US, Canada and others enter pact to secure critical minerals
As demand for critical minerals continues to rise across the globe, the United States, Canada and other countries have established a new partnership aimed at securing the supply chain of the minerals that are essential for clean energy and other technologies.
The U.S. State Department said on Tuesday that it will work with the partnership that includes Australia, Finland, France, Germany, Japan, South Korea, Sweden, the United Kingdom and the European Commission to secure minerals such as nickel, lithium and cobalt.
Massive amounts of these minerals will be needed to meet the United States’ emissions reduction goals, Jose Fernandez, under secretary for economic growth, energy and the environment at the State Department, told Reuters.

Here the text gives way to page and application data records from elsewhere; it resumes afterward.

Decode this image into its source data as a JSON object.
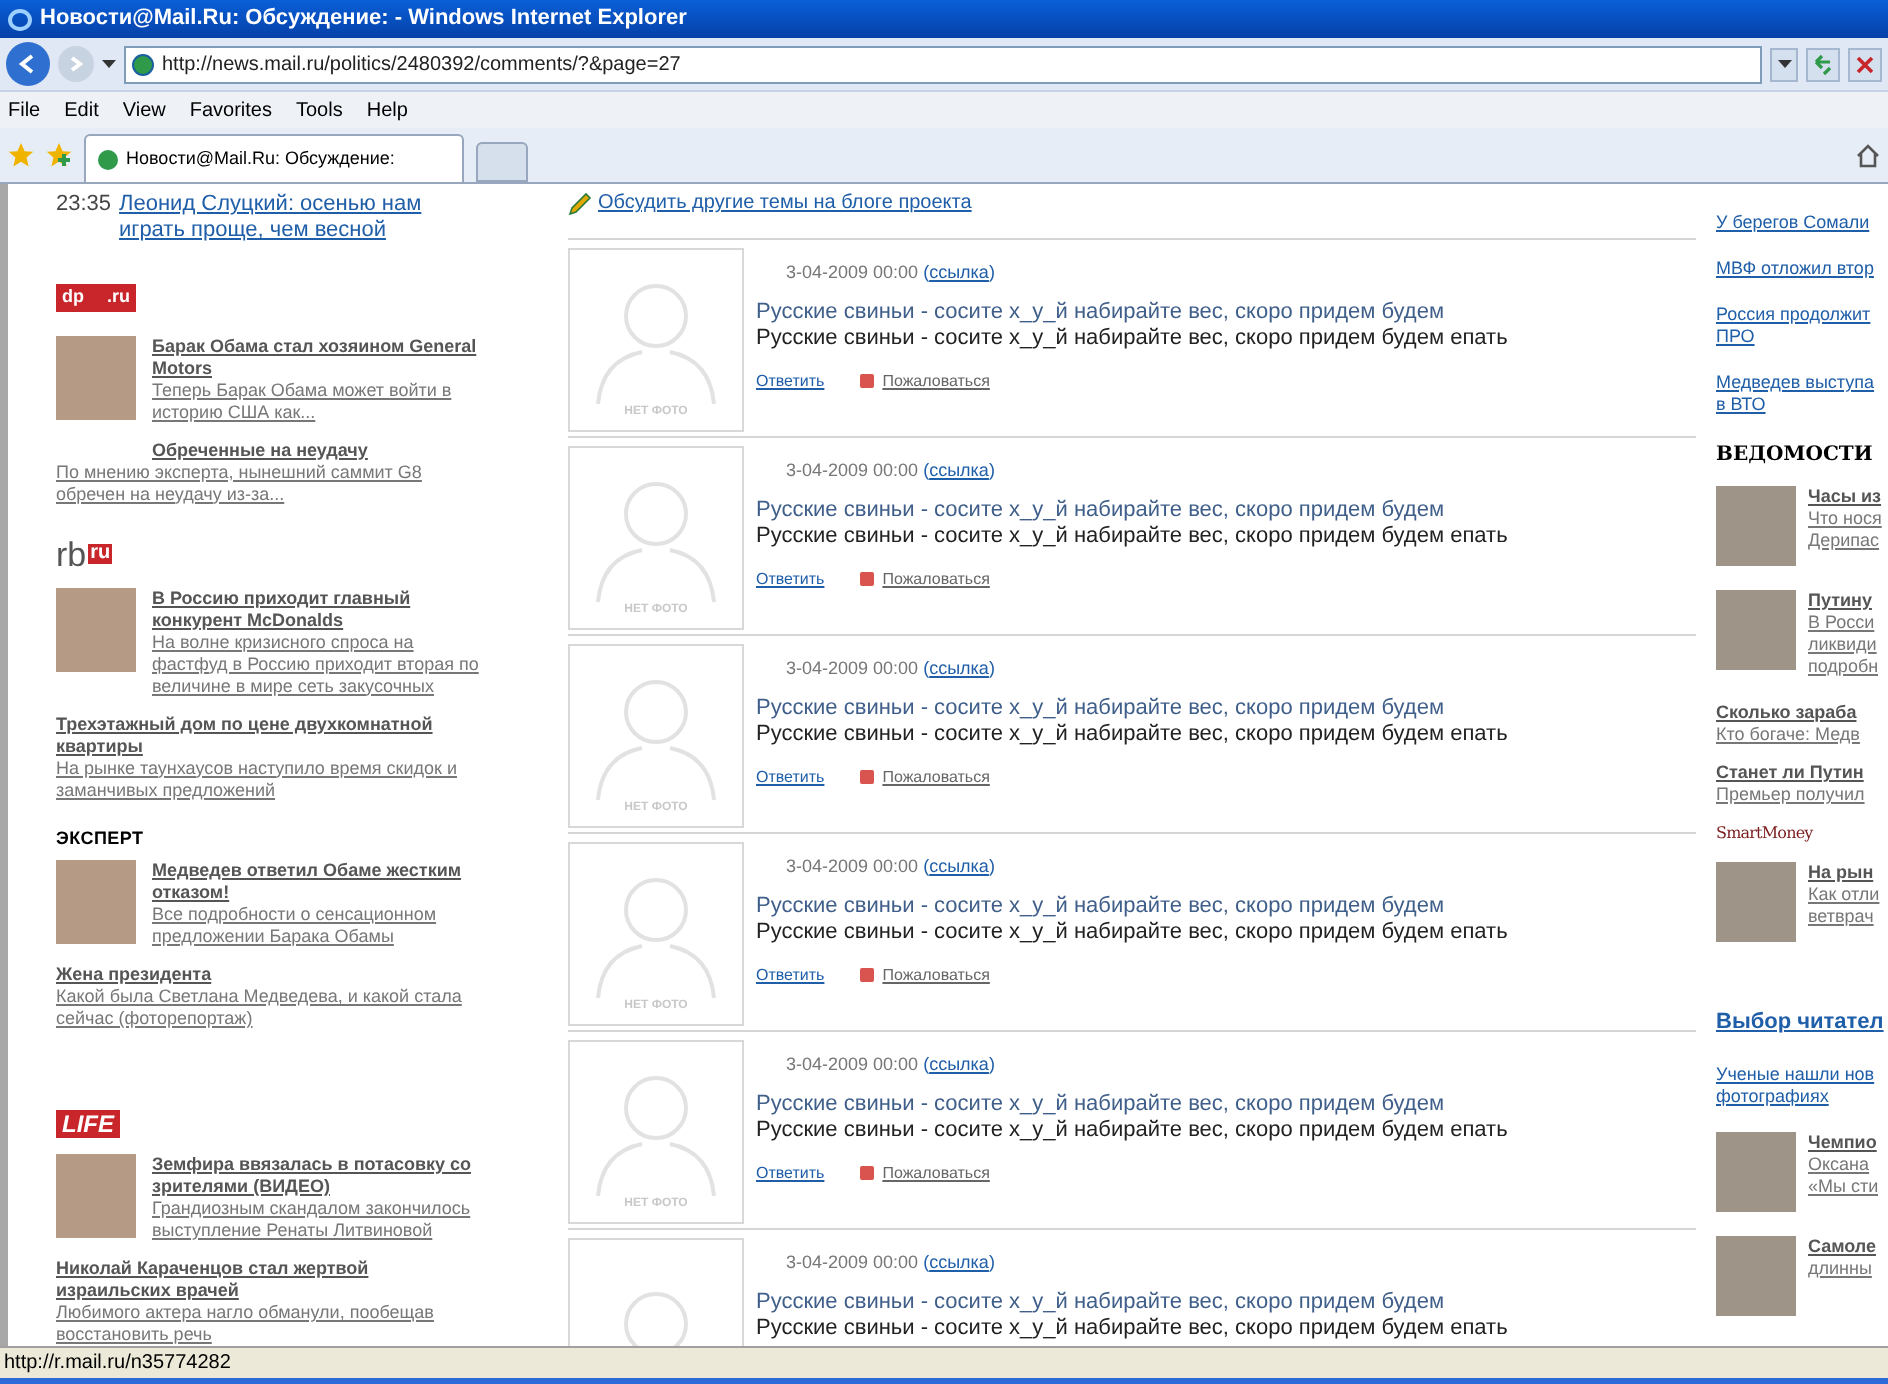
{
  "window": {
    "title": "Новости@Mail.Ru: Обсуждение: - Windows Internet Explorer"
  },
  "address_bar": {
    "url": "http://news.mail.ru/politics/2480392/comments/?&page=27"
  },
  "menu": [
    "File",
    "Edit",
    "View",
    "Favorites",
    "Tools",
    "Help"
  ],
  "tabs": [
    {
      "label": "Новости@Mail.Ru: Обсуждение:",
      "selected": true
    }
  ],
  "left_column": [
    {
      "kind": "time_link",
      "time": "23:35",
      "link": "Леонид Слуцкий: осенью нам играть проще, чем весной"
    },
    {
      "kind": "logo",
      "parts": [
        "dp",
        ".ru"
      ]
    },
    {
      "kind": "photo_story",
      "title": "Барак Обама стал хозяином General Motors",
      "lead": "Теперь Барак Обама может войти в историю США как..."
    },
    {
      "kind": "indent_story",
      "title": "Обреченные на неудачу",
      "lead": "По мнению эксперта, нынешний саммит G8 обречен на неудачу из-за..."
    },
    {
      "kind": "logo",
      "parts": [
        "rb",
        "ru"
      ]
    },
    {
      "kind": "photo_story",
      "title": "В Россию приходит главный конкурент McDonalds",
      "lead": "На волне кризисного спроса на фастфуд в Россию приходит вторая по величине в мире сеть закусочных"
    },
    {
      "kind": "story",
      "title": "Трехэтажный дом по цене двухкомнатной квартиры",
      "lead": "На рынке таунхаусов наступило время скидок и заманчивых предложений"
    },
    {
      "kind": "logo",
      "parts": [
        "ЭКСПЕРТ"
      ]
    },
    {
      "kind": "photo_story",
      "title": "Медведев ответил Обаме жестким отказом!",
      "lead": "Все подробности о сенсационном предложении Барака Обамы"
    },
    {
      "kind": "story",
      "title": "Жена президента",
      "lead": "Какой была Светлана Медведева, и какой стала сейчас (фоторепортаж)"
    },
    {
      "kind": "logo",
      "parts": [
        "LIFE"
      ]
    },
    {
      "kind": "photo_story",
      "title": "Земфира ввязалась в потасовку со зрителями (ВИДЕО)",
      "lead": "Грандиозным скандалом закончилось выступление Ренаты Литвиновой"
    },
    {
      "kind": "story",
      "title": "Николай Караченцов стал жертвой израильских врачей",
      "lead": "Любимого актера нагло обманули, пообещав восстановить речь"
    }
  ],
  "blog_link": "Обсудить другие темы на блоге проекта",
  "comments": [
    {
      "no_photo": "НЕТ ФОТО",
      "date": "3-04-2009 00:00",
      "link": "(ссылка)",
      "lines": [
        "Русские свиньи - сосите х_у_й набирайте вес, скоро придем будем",
        "Русские свиньи - сосите х_у_й набирайте вес, скоро придем будем епать"
      ],
      "reply": "Ответить",
      "complain": "Пожаловаться"
    },
    {
      "no_photo": "НЕТ ФОТО",
      "date": "3-04-2009 00:00",
      "link": "(ссылка)",
      "lines": [
        "Русские свиньи - сосите х_у_й набирайте вес, скоро придем будем",
        "Русские свиньи - сосите х_у_й набирайте вес, скоро придем будем епать"
      ],
      "reply": "Ответить",
      "complain": "Пожаловаться"
    },
    {
      "no_photo": "НЕТ ФОТО",
      "date": "3-04-2009 00:00",
      "link": "(ссылка)",
      "lines": [
        "Русские свиньи - сосите х_у_й набирайте вес, скоро придем будем",
        "Русские свиньи - сосите х_у_й набирайте вес, скоро придем будем епать"
      ],
      "reply": "Ответить",
      "complain": "Пожаловаться"
    },
    {
      "no_photo": "НЕТ ФОТО",
      "date": "3-04-2009 00:00",
      "link": "(ссылка)",
      "lines": [
        "Русские свиньи - сосите х_у_й набирайте вес, скоро придем будем",
        "Русские свиньи - сосите х_у_й набирайте вес, скоро придем будем епать"
      ],
      "reply": "Ответить",
      "complain": "Пожаловаться"
    },
    {
      "no_photo": "НЕТ ФОТО",
      "date": "3-04-2009 00:00",
      "link": "(ссылка)",
      "lines": [
        "Русские свиньи - сосите х_у_й набирайте вес, скоро придем будем",
        "Русские свиньи - сосите х_у_й набирайте вес, скоро придем будем епать"
      ],
      "reply": "Ответить",
      "complain": "Пожаловаться"
    },
    {
      "date": "3-04-2009 00:00",
      "link": "(ссылка)",
      "lines": [
        "Русские свиньи - сосите х_у_й набирайте вес, скоро придем будем",
        "Русские свиньи - сосите х_у_й набирайте вес, скоро придем будем епать"
      ]
    }
  ],
  "right_column": [
    {
      "kind": "link",
      "lines": [
        "У берегов Сомали"
      ]
    },
    {
      "kind": "link",
      "lines": [
        "МВФ отложил втор"
      ]
    },
    {
      "kind": "link",
      "lines": [
        "Россия продолжит",
        "ПРО"
      ]
    },
    {
      "kind": "link",
      "lines": [
        "Медведев выступа",
        "в ВТО"
      ]
    },
    {
      "kind": "logo",
      "text": "ВЕДОМОСТИ"
    },
    {
      "kind": "photo_story",
      "title": "Часы из",
      "lead": [
        "Что нося",
        "Дерипас"
      ]
    },
    {
      "kind": "photo_story",
      "title": "Путину",
      "lead": [
        "В Росси",
        "ликвиди",
        "подробн"
      ]
    },
    {
      "kind": "story",
      "title": "Сколько зараба",
      "lead": [
        "Кто богаче: Медв"
      ]
    },
    {
      "kind": "story",
      "title": "Станет ли Путин",
      "lead": [
        "Премьер получил"
      ]
    },
    {
      "kind": "logo",
      "text": "SmartMoney"
    },
    {
      "kind": "photo_story",
      "title": "На рын",
      "lead": [
        "Как отли",
        "ветврач"
      ]
    },
    {
      "kind": "heading",
      "text": "Выбор читател"
    },
    {
      "kind": "link",
      "lines": [
        "Ученые нашли нов",
        "фотографиях"
      ]
    },
    {
      "kind": "photo_story",
      "title": "Чемпио",
      "lead": [
        "Оксана",
        "«Мы сти"
      ]
    },
    {
      "kind": "photo_story",
      "title": "Самоле",
      "lead": [
        "длинны"
      ]
    }
  ],
  "status_bar": {
    "text": "http://r.mail.ru/n35774282"
  }
}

“You will need six times more lithium by 2050 than you use today in order to meet the clean energy goals,” Fernandez said. He said Canada “is an important supplier of critical minerals.”
These minerals are key inputs in batteries, electric vehicles, wind turbines, and solar panels, and are also used in products ranging from computers to household appliances.
The Minerals Security Partnership will aim to help “catalyze investment from governments and the private sector for strategic opportunities … that adhere to the highest environmental, social, and governance standards,” the State Department said in a statement.
The U.S. government has been working with Canada to boost regional supply chains to counter China’s dominance in the sector.
Critical minerals are “a generational economic opportunity for Canada if we get it right,” Canada’s natural resources minister, Jonathan Wilkinson, said in a phone interview. He spoke from Toronto’s Prospectors & Developers Association of Canada conference.